Monday, September 26, 2011

Recognizing Milestones

One week ago Sunday I celebrated my 12th wedding anniversary. Sometimes I find it incredible that I have a wife and four children. I was single for so long much of my life it can seem like a fairy tale, having relocated from a solo journey to one joined by a complementary partner filling in the white space of my life. Relationships color our lives and help make us the people we can or should be.
Anniversaries, births, graduations, job changes. These are all milestones we experience in our lives. As writers, just as in our regular lives, we need to make a point to celebrate milestones. These can vary from what we see as mundane to the thrilling. For me, the mundane would qualify as keeping a writing log of words written each day. This led to me ultimately completing my first novel, and nearly a second, and permanently forming the habit of writing daily.
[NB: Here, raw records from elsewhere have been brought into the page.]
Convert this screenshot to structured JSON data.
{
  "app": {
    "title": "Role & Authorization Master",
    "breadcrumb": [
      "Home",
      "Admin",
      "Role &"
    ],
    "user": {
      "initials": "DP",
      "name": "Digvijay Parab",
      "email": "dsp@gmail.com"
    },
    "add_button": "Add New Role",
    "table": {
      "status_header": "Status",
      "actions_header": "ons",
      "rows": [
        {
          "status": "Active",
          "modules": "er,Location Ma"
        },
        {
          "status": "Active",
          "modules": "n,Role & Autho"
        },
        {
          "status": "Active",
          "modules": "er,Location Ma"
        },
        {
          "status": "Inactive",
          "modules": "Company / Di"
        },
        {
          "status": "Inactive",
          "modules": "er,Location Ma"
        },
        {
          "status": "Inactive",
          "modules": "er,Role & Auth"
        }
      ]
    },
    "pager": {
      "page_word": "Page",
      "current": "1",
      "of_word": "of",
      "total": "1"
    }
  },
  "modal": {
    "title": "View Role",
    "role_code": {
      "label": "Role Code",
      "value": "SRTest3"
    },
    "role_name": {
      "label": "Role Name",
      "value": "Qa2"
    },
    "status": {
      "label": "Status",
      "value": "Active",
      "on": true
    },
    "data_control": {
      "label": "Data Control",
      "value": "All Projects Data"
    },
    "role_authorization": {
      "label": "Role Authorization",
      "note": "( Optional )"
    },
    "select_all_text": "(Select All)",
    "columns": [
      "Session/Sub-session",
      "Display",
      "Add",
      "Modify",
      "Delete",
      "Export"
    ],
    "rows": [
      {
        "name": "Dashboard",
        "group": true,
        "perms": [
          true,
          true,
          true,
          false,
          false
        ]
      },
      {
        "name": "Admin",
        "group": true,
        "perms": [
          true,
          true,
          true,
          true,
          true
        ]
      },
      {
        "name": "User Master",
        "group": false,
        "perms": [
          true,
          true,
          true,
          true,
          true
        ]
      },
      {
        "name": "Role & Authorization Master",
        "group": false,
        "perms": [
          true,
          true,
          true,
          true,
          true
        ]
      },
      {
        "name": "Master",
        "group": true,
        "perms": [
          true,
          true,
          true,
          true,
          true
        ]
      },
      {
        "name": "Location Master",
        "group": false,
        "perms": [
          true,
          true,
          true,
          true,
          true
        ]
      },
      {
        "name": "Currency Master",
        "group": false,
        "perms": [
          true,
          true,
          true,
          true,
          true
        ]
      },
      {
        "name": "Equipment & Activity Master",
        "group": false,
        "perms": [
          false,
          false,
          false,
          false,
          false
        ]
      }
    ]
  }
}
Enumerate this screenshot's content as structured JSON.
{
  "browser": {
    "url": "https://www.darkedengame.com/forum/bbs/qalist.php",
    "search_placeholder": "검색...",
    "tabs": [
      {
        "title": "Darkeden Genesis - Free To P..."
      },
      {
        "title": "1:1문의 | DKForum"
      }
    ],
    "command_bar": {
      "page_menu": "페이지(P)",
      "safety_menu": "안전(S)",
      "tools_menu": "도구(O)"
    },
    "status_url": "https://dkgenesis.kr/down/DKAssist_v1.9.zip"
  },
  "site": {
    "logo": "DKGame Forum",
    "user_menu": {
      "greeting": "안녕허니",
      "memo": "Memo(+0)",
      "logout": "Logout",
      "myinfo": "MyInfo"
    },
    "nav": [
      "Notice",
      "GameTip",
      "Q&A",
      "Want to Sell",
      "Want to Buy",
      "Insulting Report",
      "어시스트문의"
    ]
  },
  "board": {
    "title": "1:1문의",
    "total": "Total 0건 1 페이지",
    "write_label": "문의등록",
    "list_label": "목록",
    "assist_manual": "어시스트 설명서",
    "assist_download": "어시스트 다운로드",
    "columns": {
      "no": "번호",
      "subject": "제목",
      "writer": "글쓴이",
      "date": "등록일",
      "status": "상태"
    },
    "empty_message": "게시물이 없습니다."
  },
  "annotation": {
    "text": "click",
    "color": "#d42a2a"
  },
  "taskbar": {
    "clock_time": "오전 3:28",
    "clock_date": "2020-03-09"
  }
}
The thrilling might be landing an agent or selling your first book. I’m still waiting for that type of excitement but that’s what goals are for, right?
The point is writers should not underestimate how vital recognizing milestones is to their life. No matter how small you think they are, you deserve to take the time to celebrate and make a big deal of it. Writing is solitary enough without bypassing a small celebration. It can be a long road to publication and a writing career is no different from other parts of your life which require practice, determination and perseverance. Take the time to mark the small and great successes along the way.

Monday, September 12, 2011

The Similarities of Interviewing and Writing

You just don't consider how alike some things are until you're fully engaged in them. For example, until my current venture into the job market, albeit unwillingly, I never once believed interviewing and writing shared any common traits. Oh, how wrong I was. I'd like to share what I've learned on this recent journey. The list is by no means exhaustive and I'm sure many of you could conjure up other similarities I've overlooked.

1. Selling yourself
This may seem obvious to some. When you send out your query or when you walk into an interview, you must possess the frame of mind to present yourself as the best option for that agency or company. There's no sense dancing around things. Take control and let your personality (and talent) shine.

2. Making a good first impression
This could easily be #1 and is very closely related. Come out strong, as someone who knows what they're talking about but without appearing boastful or arrogant. The key is to get the interviewer or editor/agent to like you. Building rapport helps them take you more seriously.

3. Tell your story
We all have a story. In a job interview, it's how you can ease the employer's pain points with your experience and know-how. In writing, it's letting words flow from your mind through the keyboard and ultimately to the reader, whoever that may be.

4. Leave them wanting more (or "closing the deal")
Have you ever felt like there was something you could have done better with your query letter? Your story? Do you replay the questions and your answers from an interview, performing some type of self-torture, over analyzing each one as if it was a deal breaker? We can always improve, no argument there. But if you can close the deal the right way, having presented your best case as the ideal candidate or author, you can move along with confidence and not second guess yourself, no matter the outcome.

Have you observed other similarities between interviewing and writing? Or perhaps you've noticed similarities between other seemingly dissimilar things?

Tuesday, September 6, 2011

The End of My Long Silence

It's true. I've returned to the blogosphere! I'm sure some of you may have been wondering if I'd ever return. Well, if there are any of you still following the blog, anyway. Seriously, I hope to begin anew in conjunction with the school year which begins tomorrow for my three oldest children. It's difficult to fathom my once tiny ones will now be entering kindergarten, second & fourth grade. Where has the time gone?

As with my employment, there is a time to each season, and I'm compelled to look upon this next season with anticipation, for my children, for a new career and for my writing. Since I last wrote, my focus has almost entirely been on my job search, to the great neglect of my writing.

A couple of weeks ago I was encouraged, on several fronts by a few friends, to re-engage my writing. Two specifically suggested I use it as an means to vent any frustration I might be feeling in seeking a new job. I've not yet been able to embrace the advice but with the incredible summer weather certain to fade away soon, the opportunity seems ripe.

I'm pulled in several directions right now. There are several non-fiction ideas --- essays and even a book --- percolating in my brain. There are the two complete 1st drafted novels plus a pile of ideas staring me in the face. The options before me seem endless but they all demand I pick up a pencil (or a keyboard) and begin to write. And write I will. I must.